Brooks is a one-on-one scorer, who isn’t particularly adept at perimeter shooting (31.3 percent from 3-point range), but can take defenders off the dribble and finish in any number of ways within 18 feet of the basket.
Teletovic, on the other hand, describes himself as a “stretch four” because of his impressive shooting ability.
“I’m the only guy with lots of range, shooting, so I think that will help a lot,” the 6-9 Teletovic told HOOPSWORLD.
Teletovic connected on 43.1 percent of his 3-point attempts in Euroleague play as a member of Caja Laboral Vitoria last season.
Even the Nets’ backup point guard can score. Bogans, who shared a uniform but rarely any playing time with Watson in Chicago, is fond of telling people about the time former Tennessee Volunteer started for Derrick Rose against the Denver Nuggets in December of 2010.
“We always laugh,” said Bogans, “because [Watson] didn’t pass, but he had 30 points.” (33 actually)
Watson has become more of a passer, posting a career-high 6.9 assist rate (percentage of possessions that end with an assist) a season ago. That’s not amazing for a point guard, but Childress registered his own career-high in that category last year (23.8) and should be able to help carry the distribution load. Childress’ turnover rate also dropped to a career-low 6.3, so he certainly offers more as a point forward than he does as a scorer (just2.9 ppg with the Phoenix Suns last year).

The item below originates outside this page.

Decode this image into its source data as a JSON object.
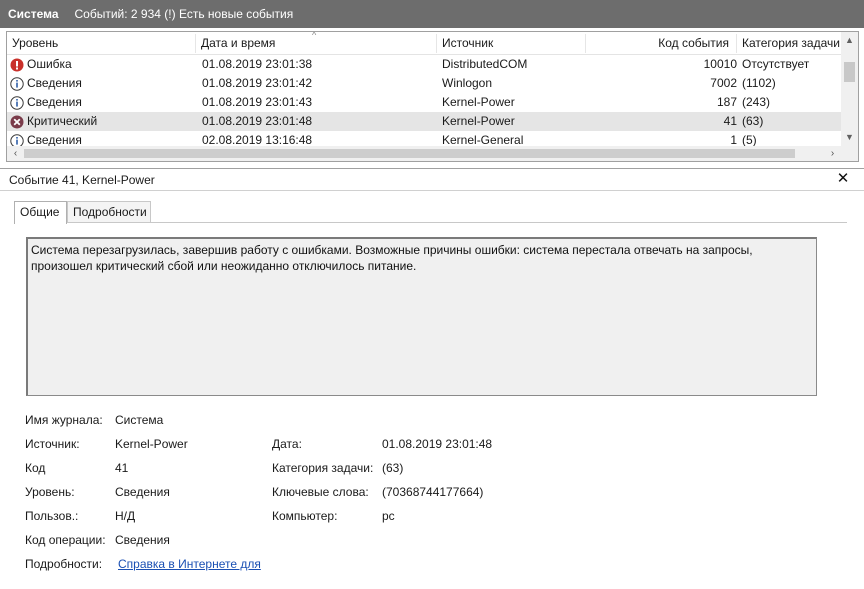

On paper, the defense doesn’t seem to be a strength for the bench, but Bogans is fine with that. He knows if he sets the example defensively, eventually everything will fall in line, just as it did with the Bulls, who led the league in defensive efficiency with Bogans in 2010-2011.
“Every year I come into camp with whatever team I’m going to and that’s what’s going to be my niche,” Bogans said.
The real wildcard might be Taylor, a St. Anthony (Jersey City, NJ) alum who is still developing as a point guard, but already provides athleticism and defense.
“[Coach Johnson] wants a guard that can defend,” Taylor told HOOPSWORLD. “A guard that can play fast and be able to score if he needs to and I think I’m capable of all of that.”
Taylor showed off a 40-inch vertical at the NBA Draft Combine and benched 185 pounds 15 times, which was also promising.
And of course, Evans is still the player he’s always been. The former Iowa Hawkeye is undersized (generally listed at 6-8) but he still posted a rebounding rate (percentage of missed shots a player rebounds) of 25.6 last season, which was a career high.
The Nets’ bench isn’t going to sell tickets. That job will be left up to the starters and if they don’t validate their big contacts, fan interest will inevitably dip.
But the bench doesn’t have to worry about any of that. King and Johnson had specific roles in mind for each and every backup they brought in this season, and as Bogans said, all those guys have to worry about is kicking “the starters’ ass.”
“If we do that, when they get to the game, it’s going to be easier than practice,” Bogans said.